This appeal has important implications for Rivers’ business and for the regulated gambling industry more broadly. The industry has relied upon the settled understanding that the Constitution’s prohibition on gambling bound the Legislature, such that the only way to authorize a form of gambling was through constitutional amendment. To say the least, Chapter 237 fundamentally upsets the legal framework upon which this industry has justifiably relied (Rivers’ Proposed Amicus Brf, at 1).
It identified the issues it wanted the Third Department to consider—whether the constitutional ban on gambling must be interpreted according to its own terms based upon their original meaning—and Rivers’ arguments certainly differ from the parties’ focus on the statutory test for what is prohibited gambling. And the motion was submitted well before the case is scheduled for argument during the November term. Rivers’ motion seems to satisfy most of the Rules’ requirements for amicus submissions.
Here are the two potential issues that could have led to the Court deciding to deny Rivers the right to participate in the case. First, the issue that Rivers sought to raise is a new one to the case, and wasn’t raised by the parties or addressed by Judge Connolly at Supreme Court. That presents a problem under New York precedent. The Appellate Division has previously held that a proposed amicus party can’t raise new issues different from those argued by the parties (see e.g. Colgate-Palmolive Co. v Erie County, 39 AD2d 641 [4th Dept 1972] [“an Amicus curiae is not a party, and cannot assume the functions of one; he must accept the case before the court with issues made by the parties, and may not control the litigation. Nor may he introduce any issues; only the issues raised by the parties may be considered” (quotation marks and alterations omitted)]). And the Court of Appeals’ rules provide that expressly.
That may not be a fatal flaw, however.

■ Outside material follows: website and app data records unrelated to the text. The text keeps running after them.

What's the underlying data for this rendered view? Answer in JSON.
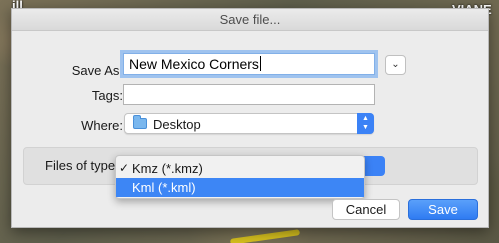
{
  "window": {
    "title": "Save file..."
  },
  "background": {
    "map_labels": [
      "ill",
      "VIANE"
    ]
  },
  "form": {
    "save_as_label": "Save As:",
    "save_as_value": "New Mexico Corners",
    "tags_label": "Tags:",
    "tags_value": "",
    "where_label": "Where:",
    "where_value": "Desktop",
    "where_icon": "folder-icon"
  },
  "format": {
    "label": "Files of type",
    "selected": "Kmz (*.kmz)",
    "options": [
      {
        "label": "Kmz (*.kmz)",
        "checked": true,
        "highlighted": false
      },
      {
        "label": "Kml (*.kml)",
        "checked": false,
        "highlighted": true
      }
    ]
  },
  "buttons": {
    "cancel": "Cancel",
    "save": "Save"
  },
  "icons": {
    "expand": "chevron-down-icon",
    "check": "checkmark-icon",
    "stepper": "up-down-arrows-icon"
  },
  "colors": {
    "accent": "#3b82f6",
    "dialog_bg": "#ececec",
    "focus_ring": "#9fc3ef"
  }
}
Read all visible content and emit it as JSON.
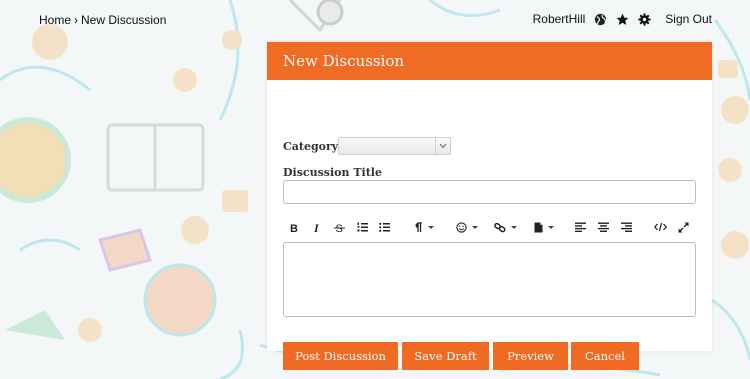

There’s certainly an argument that the scope of the constitutional definition of gambling has always been in the case, and Rivers’ argument for an originalist interpretation is merely an extension of the parties’ arguments, a new and different way of looking at the issue. But, the Court certainly was within its discretion to have concluded that Rivers’ proposed amicus brief sought to improperly raise a new constitutional issue that no one had addressed before and to have denied Rivers’ motion on that basis.
Second, although the Appellate Division’s rules don’t contain an express requirement for a proposed amicus party to disclose their financial stake in the case or whether a party is backing or funding the amicus submission, whether an amicus party is a true friend of the court, rather than a party with a direct financial interest in the outcome of the case, is certainly something that the Court can, and often does, consider. Indeed, the Court of Appeals’ rules expressly require those disclosures in an amicus motion.
Here, Rivers’ motion does not disclose who contributed to or was financially backing the amicus submission. Rivers states that it has paid a bunch of money for a casino license in reliance on its understanding that the only forms of gambling that will be allowed in New York are those that have secured a constitutional amendment to be excepted from the constitutional ban, like horse racing and casino gambling. Could the Court have been concerned that Rivers’ interest was a purely economic concern about competition to its brick and mortar casino, and wasn’t a true friend of the court seeking to assist the Court with its decision? That’s what some have guessed, including former Court of Appeals Judge Robert Smith:
We’ll never know exactly why the Third Department decided against considering Rivers’ amicus brief in support of the plaintiffs’ position that DFS is unconstitutional gambling, but it certainly seems the Court had justifiable grounds for deciding as it did.